[HOW TO COMPLETE THIS TASK]:
Where the string "true" shows up in a line of the records, copy that line.

[Data records for software interfaces]
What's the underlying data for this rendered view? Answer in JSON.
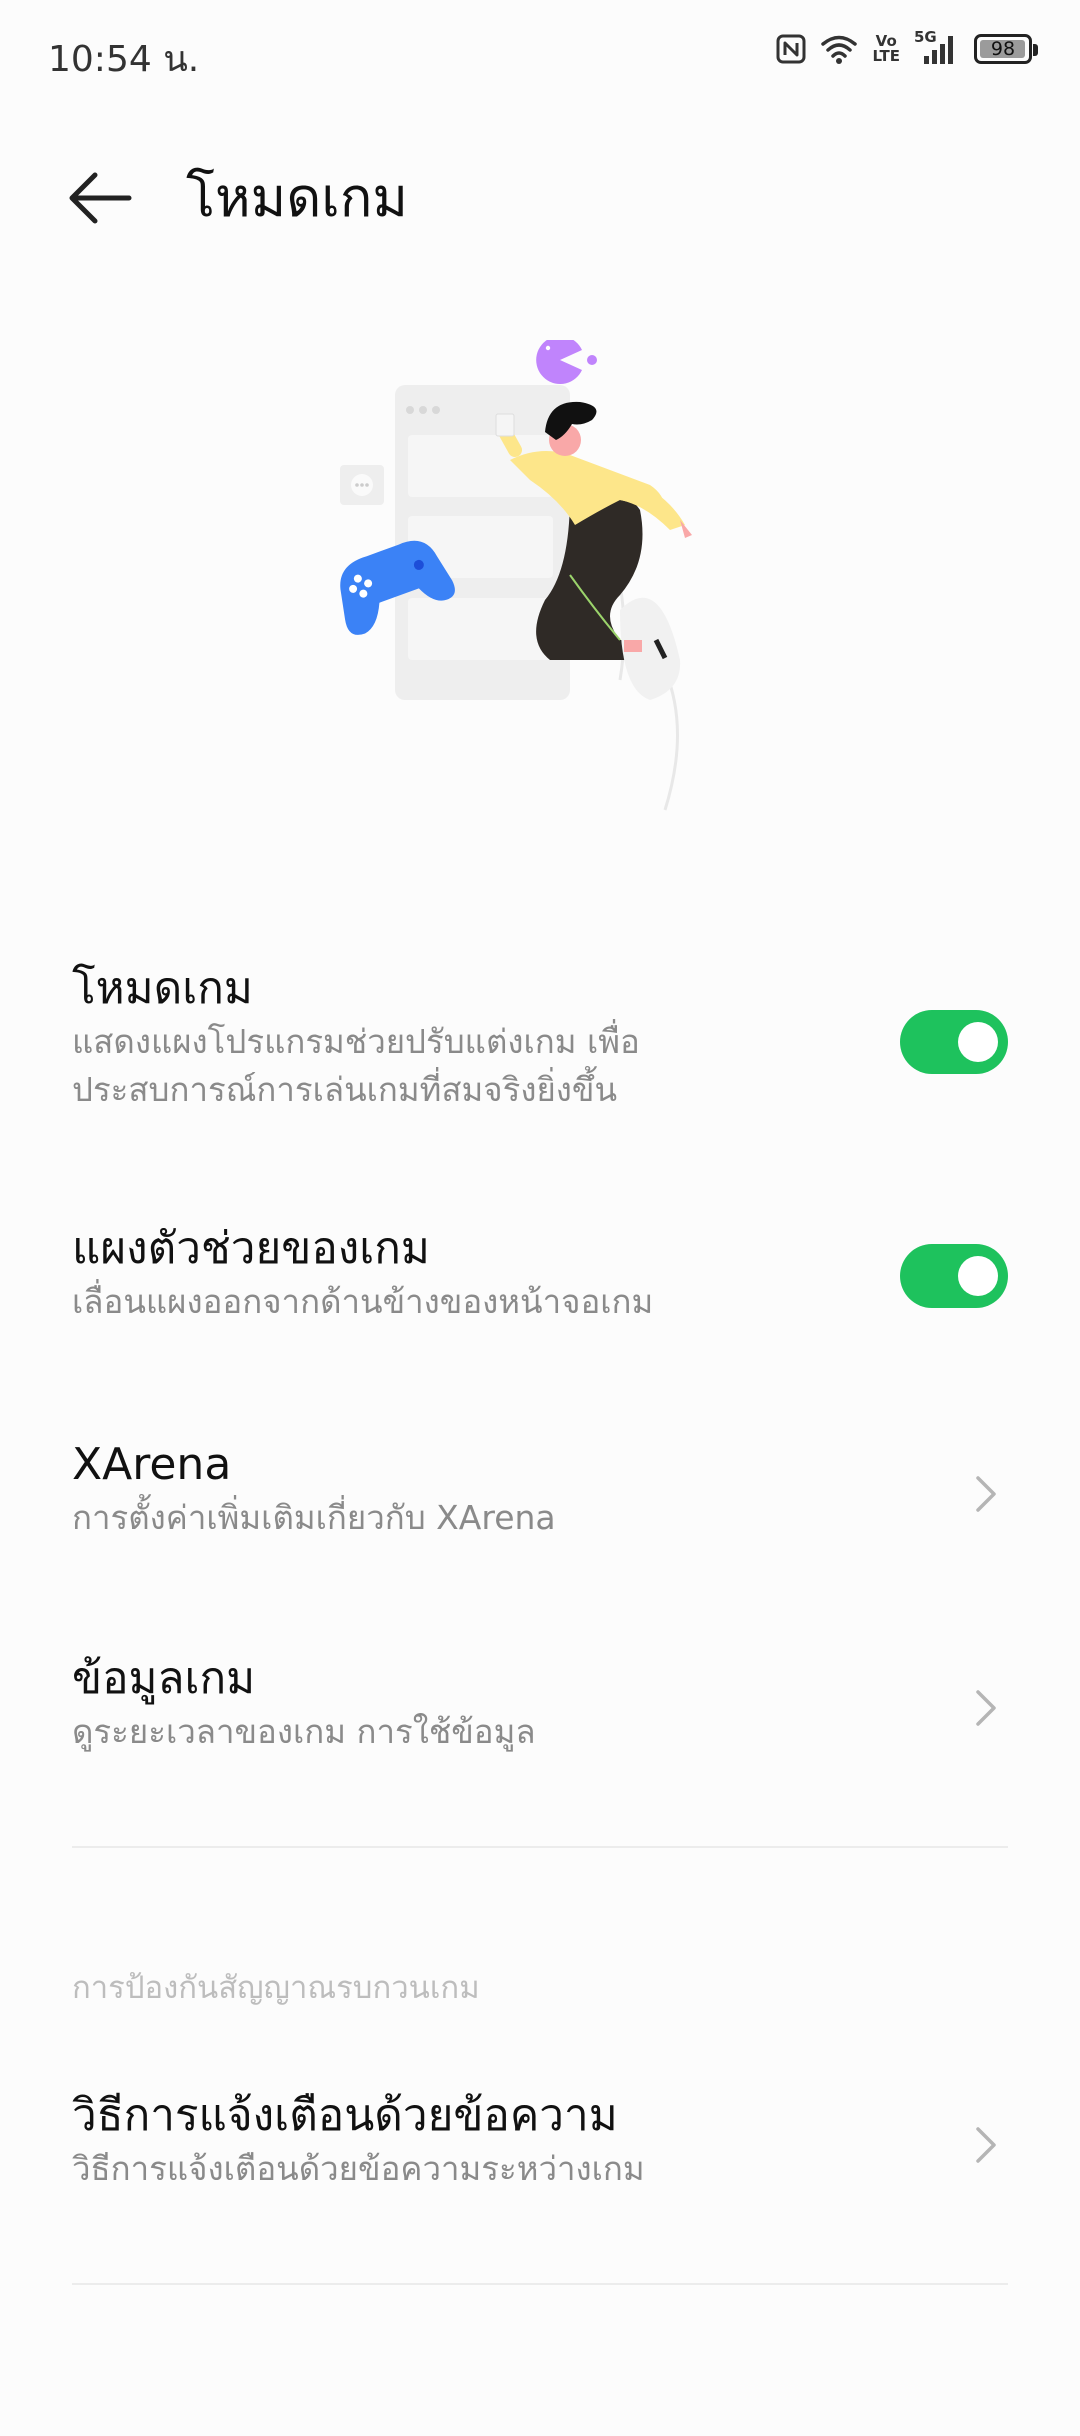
{
  "status_bar": {
    "time": "10:54 น.",
    "volte_top": "Vo",
    "volte_bottom": "LTE",
    "network": "5G",
    "battery": "98",
    "battery_level": 0.98,
    "icons": [
      "nfc-icon",
      "wifi-icon",
      "volte-icon",
      "signal-icon",
      "battery-icon"
    ]
  },
  "header": {
    "title": "โหมดเกม",
    "back_icon": "arrow-left-icon"
  },
  "settings": [
    {
      "title": "โหมดเกม",
      "desc_line1": "แสดงแผงโปรแกรมช่วยปรับแต่งเกม เพื่อ",
      "desc_line2": "ประสบการณ์การเล่นเกมที่สมจริงยิ่งขึ้น",
      "control": "toggle",
      "enabled": true
    },
    {
      "title": "แผงตัวช่วยของเกม",
      "desc": "เลื่อนแผงออกจากด้านข้างของหน้าจอเกม",
      "control": "toggle",
      "enabled": true
    },
    {
      "title": "XArena",
      "desc": "การตั้งค่าเพิ่มเติมเกี่ยวกับ XArena",
      "control": "chevron"
    },
    {
      "title": "ข้อมูลเกม",
      "desc": "ดูระยะเวลาของเกม การใช้ข้อมูล",
      "control": "chevron"
    }
  ],
  "section": {
    "header": "การป้องกันสัญญาณรบกวนเกม",
    "items": [
      {
        "title": "วิธีการแจ้งเตือนด้วยข้อความ",
        "desc": "วิธีการแจ้งเตือนด้วยข้อความระหว่างเกม",
        "control": "chevron"
      }
    ]
  },
  "colors": {
    "toggle_on": "#1ec25d",
    "gamepad": "#3b82f6",
    "shirt": "#fde68a",
    "pacman": "#c084fc"
  }
}
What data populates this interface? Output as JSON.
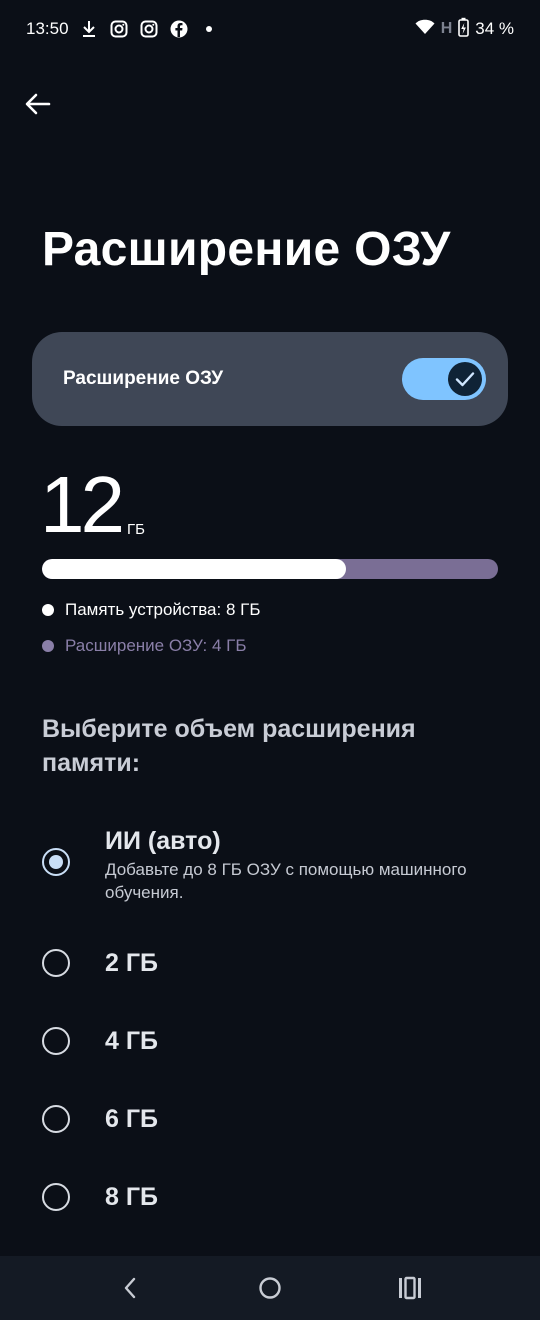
{
  "status_bar": {
    "time": "13:50",
    "network_label": "H",
    "battery_text": "34 %",
    "left_icons": [
      "download-icon",
      "instagram-icon",
      "instagram-icon",
      "facebook-icon",
      "dot-icon"
    ],
    "right_icons": [
      "wifi-icon",
      "signal-icon",
      "battery-charging-icon"
    ]
  },
  "header": {
    "back_icon": "arrow-left-icon",
    "title": "Расширение ОЗУ"
  },
  "toggle": {
    "label": "Расширение ОЗУ",
    "enabled": true,
    "color_track": "#7fc4ff",
    "color_thumb": "#0f2336"
  },
  "memory": {
    "total_value": "12",
    "total_unit": "ГБ",
    "device_fraction": 0.667,
    "legend": [
      {
        "label": "Память устройства: 8 ГБ",
        "color": "#ffffff"
      },
      {
        "label": "Расширение ОЗУ: 4 ГБ",
        "color": "#8a7fa8"
      }
    ]
  },
  "section": {
    "title": "Выберите объем расширения памяти:"
  },
  "options": [
    {
      "label": "ИИ (авто)",
      "description": "Добавьте до 8 ГБ ОЗУ с помощью машинного обучения.",
      "selected": true
    },
    {
      "label": "2 ГБ",
      "description": "",
      "selected": false
    },
    {
      "label": "4 ГБ",
      "description": "",
      "selected": false
    },
    {
      "label": "6 ГБ",
      "description": "",
      "selected": false
    },
    {
      "label": "8 ГБ",
      "description": "",
      "selected": false
    }
  ],
  "nav_bar": {
    "icons": [
      "nav-back-icon",
      "nav-home-icon",
      "nav-recents-icon"
    ]
  }
}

[RESPONSE AREA]:
      "enabled": true
      "enabled": true
    "enabled": true,
      "selected": true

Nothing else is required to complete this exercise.